The Iowa-based projects are part of an $18 million investment by the DOE. The projects are designed to use a variety of nonfood biomass feedstocks, waste-based materials and algae in innovative conversion processes to product biofuels that meet military specifications for jet and diesel fuels.
Frontline Bioenergy will work with the following:
– woody biomass
– municipal solid waste
– and refuse-derived fuel
This work will be done at their Iowa Energy Center’s Biomass Energy Conversion Facility in Nevada.
Frontline Bioenergy is a privately held company that is on the forefront of designing of custom systems and proprietary equipment for biomass gasification. Founded in 2003 the company moved to Ames, Iowa, in January 2006.
Meanwhile, at BioProcess Algae, the firm will produce hydrocarbon fuels that meet military specifications by using the following:
– renewable carbon dioxide
– lignocellulosic sugars
– and waste heat.
The headquarters of BioProcess Algae is located in Rhode Island and co-located with Green Plains Renewable Energy, Inc. ethanol plant in Shenandoah, Iowa. “We believe our Grower Harvester platform will be vital in the development of this project with the DOE,” added Tim Burns, President and CEO of BioProcess Algae. “For this project, we will integrate low-cost autotrophic algal production, accelerated lipid production, and lipid conversion in an effort to develop a cost-effective advanced biofuel for military needs.

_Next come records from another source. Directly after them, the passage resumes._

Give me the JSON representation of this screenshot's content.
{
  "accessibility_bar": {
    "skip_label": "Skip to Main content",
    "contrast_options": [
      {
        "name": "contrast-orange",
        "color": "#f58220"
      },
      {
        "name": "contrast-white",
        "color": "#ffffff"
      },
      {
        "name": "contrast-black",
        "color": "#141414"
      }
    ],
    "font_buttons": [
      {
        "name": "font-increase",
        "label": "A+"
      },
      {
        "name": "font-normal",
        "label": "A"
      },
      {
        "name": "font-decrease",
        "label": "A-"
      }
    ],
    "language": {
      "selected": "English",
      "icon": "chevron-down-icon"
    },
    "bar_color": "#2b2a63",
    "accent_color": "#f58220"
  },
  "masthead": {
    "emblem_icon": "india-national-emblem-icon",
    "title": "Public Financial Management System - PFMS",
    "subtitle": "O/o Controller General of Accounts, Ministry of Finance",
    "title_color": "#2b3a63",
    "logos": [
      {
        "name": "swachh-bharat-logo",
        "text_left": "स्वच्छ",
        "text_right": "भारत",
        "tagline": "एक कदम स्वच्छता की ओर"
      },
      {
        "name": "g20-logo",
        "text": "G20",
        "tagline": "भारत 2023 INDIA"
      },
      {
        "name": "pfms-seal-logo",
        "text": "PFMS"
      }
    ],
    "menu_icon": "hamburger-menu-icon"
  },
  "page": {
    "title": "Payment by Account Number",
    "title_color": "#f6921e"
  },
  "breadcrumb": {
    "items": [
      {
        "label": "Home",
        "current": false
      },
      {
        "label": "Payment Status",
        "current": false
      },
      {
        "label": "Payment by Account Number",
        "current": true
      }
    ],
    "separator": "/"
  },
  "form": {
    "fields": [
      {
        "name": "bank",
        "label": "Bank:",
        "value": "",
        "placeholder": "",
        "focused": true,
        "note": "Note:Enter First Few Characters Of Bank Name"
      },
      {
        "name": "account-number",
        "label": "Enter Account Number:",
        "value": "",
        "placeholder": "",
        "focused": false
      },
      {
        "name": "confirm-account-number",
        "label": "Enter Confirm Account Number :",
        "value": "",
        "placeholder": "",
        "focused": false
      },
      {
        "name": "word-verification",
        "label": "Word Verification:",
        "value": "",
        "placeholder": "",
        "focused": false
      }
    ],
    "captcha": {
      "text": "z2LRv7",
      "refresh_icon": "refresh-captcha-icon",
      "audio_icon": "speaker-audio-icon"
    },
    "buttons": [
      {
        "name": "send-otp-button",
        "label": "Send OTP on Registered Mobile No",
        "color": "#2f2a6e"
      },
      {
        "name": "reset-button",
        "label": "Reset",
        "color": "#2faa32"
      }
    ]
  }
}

This development is consistent with our current plans to build the next phase of Grower Harvester reactors in Shenandoah.”
Iowa is the largest producer of renewable fuels production. In 2012 there were 41 ethanol facilities capable of producing more than 3.7 billion gallons annually.